  • ‘Theatricality’ in tapestries - and mystery plays, and its afterlife in painting;
  • Hubert Cailleau's drawing, key sites - Passion plays, God's domain in heaven vying with limbo and an enormous hell mouth;
  • image types, experiences of a mystery play - not a preoccupation of scholars;
  • reception, focus of Pamela Sheingorn and Robert Clark's work - mystery play scripts as ‘performative’;
  • historical moments, of pictures and plays - representational mode engaging audiences;
  • visual and affective resemblance - between two media, the ‘Vengeance of our Lord’, the ‘Vengeance of Jesus Christ’, or the ‘Vengeance’;
  • ‘alterity of medieval religious drama’ - Rainer Warning's term, lacking designated fixed boundaries, circumscribing traditional modern theatre;

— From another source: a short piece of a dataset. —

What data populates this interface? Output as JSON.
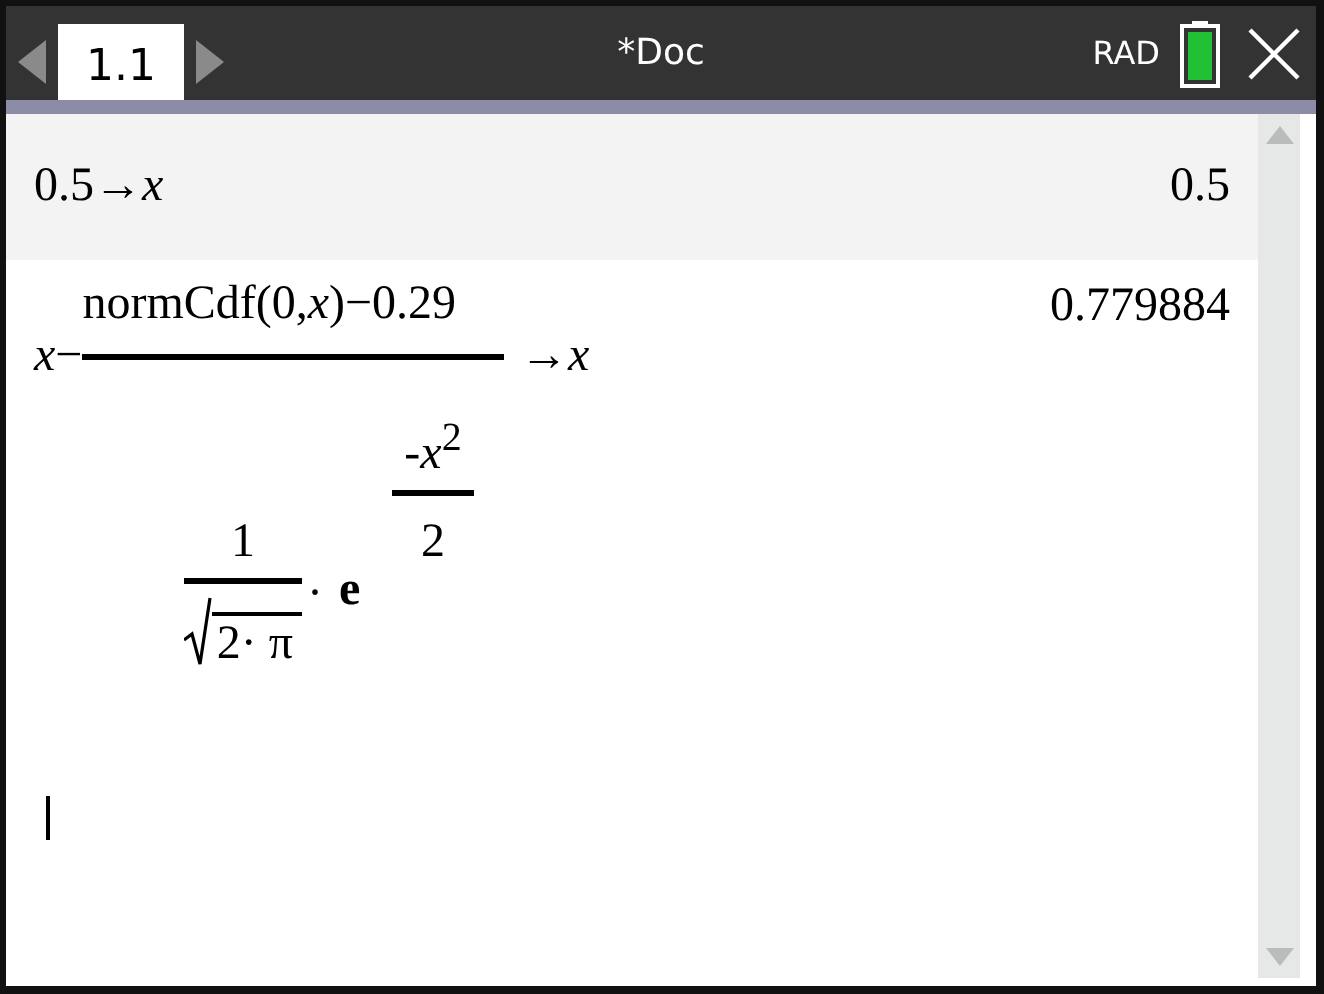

  • ‘Vengeance’ performance in Mons - and tapestries in Tournai and New York, fluidity between spaces of actors and spectators of the play;
  • Reims paintings, a vision of a ‘Vengeance’ play – impossibility in actual performance;
  • The Parliament of Paris's support - protection of the Confraternity of the Passion, controlling religious drama performance